  20. Huges CP, Berg L, Danziger Weal: A new clinical scale for staging of dementia. Br J Psychiatry 1982;140:566–572.
  21. Teng, EL, Hasegawa K, Homma A, Imai Y, Larson E, Graves A, Sugimoto K, Yamaguchi T, Sasaki H, Chiu D, White LR: The cognitive abilities screening instrument (CASI): A practical test for cross-cultural epidemiological studies of dementia. Int Psychogeriatr 1994;6:45–58.
  22. Lin KN, Wang PN, Liu CY, Chen WT, Lee YC, Liu HC: Cutoff scores of the cognitive abilities screening instrument, Chinese version in screening of dementia.
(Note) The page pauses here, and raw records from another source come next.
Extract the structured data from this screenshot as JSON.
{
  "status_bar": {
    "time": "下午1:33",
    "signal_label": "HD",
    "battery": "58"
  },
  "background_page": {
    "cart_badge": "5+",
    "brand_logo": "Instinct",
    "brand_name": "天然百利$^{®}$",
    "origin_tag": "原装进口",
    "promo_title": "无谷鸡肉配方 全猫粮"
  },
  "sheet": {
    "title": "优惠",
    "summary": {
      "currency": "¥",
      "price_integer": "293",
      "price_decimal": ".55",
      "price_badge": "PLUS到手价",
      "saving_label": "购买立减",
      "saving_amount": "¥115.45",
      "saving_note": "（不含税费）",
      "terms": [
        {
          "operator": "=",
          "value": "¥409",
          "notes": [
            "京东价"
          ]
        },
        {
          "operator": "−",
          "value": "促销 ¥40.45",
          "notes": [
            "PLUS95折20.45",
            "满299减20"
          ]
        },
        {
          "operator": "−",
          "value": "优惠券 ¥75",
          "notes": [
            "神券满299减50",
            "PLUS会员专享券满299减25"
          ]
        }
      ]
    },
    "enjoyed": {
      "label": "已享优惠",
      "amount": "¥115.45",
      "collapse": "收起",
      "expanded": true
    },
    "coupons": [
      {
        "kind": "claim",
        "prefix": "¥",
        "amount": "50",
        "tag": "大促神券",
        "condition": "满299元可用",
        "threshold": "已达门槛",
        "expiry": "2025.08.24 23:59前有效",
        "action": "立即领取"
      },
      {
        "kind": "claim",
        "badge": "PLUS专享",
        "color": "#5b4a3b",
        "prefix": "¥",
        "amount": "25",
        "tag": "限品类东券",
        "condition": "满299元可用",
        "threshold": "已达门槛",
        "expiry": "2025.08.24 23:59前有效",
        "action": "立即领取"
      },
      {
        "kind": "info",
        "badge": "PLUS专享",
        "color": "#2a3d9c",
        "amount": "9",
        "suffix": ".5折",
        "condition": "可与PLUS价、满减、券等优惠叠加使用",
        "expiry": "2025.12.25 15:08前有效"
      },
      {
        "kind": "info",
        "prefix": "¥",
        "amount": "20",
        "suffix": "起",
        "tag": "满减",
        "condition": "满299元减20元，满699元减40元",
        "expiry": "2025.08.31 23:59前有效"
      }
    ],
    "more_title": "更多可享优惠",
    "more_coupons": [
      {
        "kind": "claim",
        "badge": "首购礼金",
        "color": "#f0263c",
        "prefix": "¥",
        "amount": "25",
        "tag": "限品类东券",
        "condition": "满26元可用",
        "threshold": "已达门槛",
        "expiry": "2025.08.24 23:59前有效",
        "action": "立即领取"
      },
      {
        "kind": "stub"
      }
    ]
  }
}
Dement Geriatr Cogn Disord 2002;14:176–182.
  23. Folstein MF, Folstein SE, McHugh PR: ‘Mini-mental state’: A practical method for grading the cognitive state of patients for the clinician. J Psychiatr Res 1975;12:189–198.
  24. Hasegawa K: The clinical assessment of dementia in the aged: A dementia screening scale for psychogeriatric patients; in Bergerner M, Lehr U, Lang E, Schmitz-Scherzer R (eds): Aging in the Eighties and Beyond. New York, Springer, 1983, pp 207–218.
  25. Hasegawa K, Homma A, Imai Y: An epidemiological study of age-related dementia in the community. Int Geriatr Psychiatry 1986;1:45–55.
  26. Tent EL, Chiu HC: The modified Mini-Mental State (3MS) Examination. J Clin Psychiatry 1987;48:314–317.
  27. Sheikh JI, Yesavage JA: Geriatric Depression Scale (GDS): Recent evidence and development of a short form; in Brink TL (ed): Clinical Gerontology: A Guide to Assessment and Intervention. New York, Hawthorn, 1986, pp 165–173.
  28. Lu CH, Liu CY, Yu S: Depressive disorders among Chinese elderly in a suburban community. Public Health Nurs 1998;15:196–200.
  29. Rouleau I, Salmon DP, Butters N, Kennedy C, McGuire K: Quantitative and qualitative analyses of clock drawing in Alzheimer’s and Huntington’s disease. Brain Cogn 1992;18:70–87.
  30. Royall DR, Cordes JA, Polk M: CLOX: An executive clock drawing task. J Neurol Neurosurg Psychiatry 1998;64:588–594.
  31. Cimprich B: Attentional Fatigue and Restoration in Individuals with Cancer; dissertation. Ann Arbor, University of Michigan, 1990.
  32. Cimprich B: Attentional fatigue following breast cancer surgery. Res Nurs Health 1992;15:199–207.
  33. Chiu YH: Getting Lost Behavior and Directed Attention impairments in Taiwanese Patients with Early Alzheimer’s Disease. Ann Arbor, University of Michigan, 2002.
  34. Skelton RW, Bukach CM, Laurance HE, Thomas K, Jacobs W: Humans with traumatic brain injuries show place-learning deficits in computer-generated virtual space. J Clin Exp Neuropsychol 2000;22:157–175.
  35. Waltz CF, Strickland OL, Lenz ER: Measurement in Nursing Research, ed 2. Philadelphia, Davis, 1991.
  36. Helkala EL, Laulumaa V, Soininen H, Riekkinen PJ: Different error patterns of episodic and semantic memory in Alzheimer’s disease and Parkinson’s disease with dementia. Neuropsychologia 1989;27:1241–1248.
  37. Pai MC, Hsiao SS: Human navigation and homing failure. 4th Zeelandia Symposium on Behavioral Neuroscience, 2001.

Pay-per-View Options
Direct payment This item at the regular price: USD 38.00
Payment from account With a Karger Pay-per-View account (down payment USD 150) you profit from a special rate for this and other single items.
This item at the discounted price: USD 26.50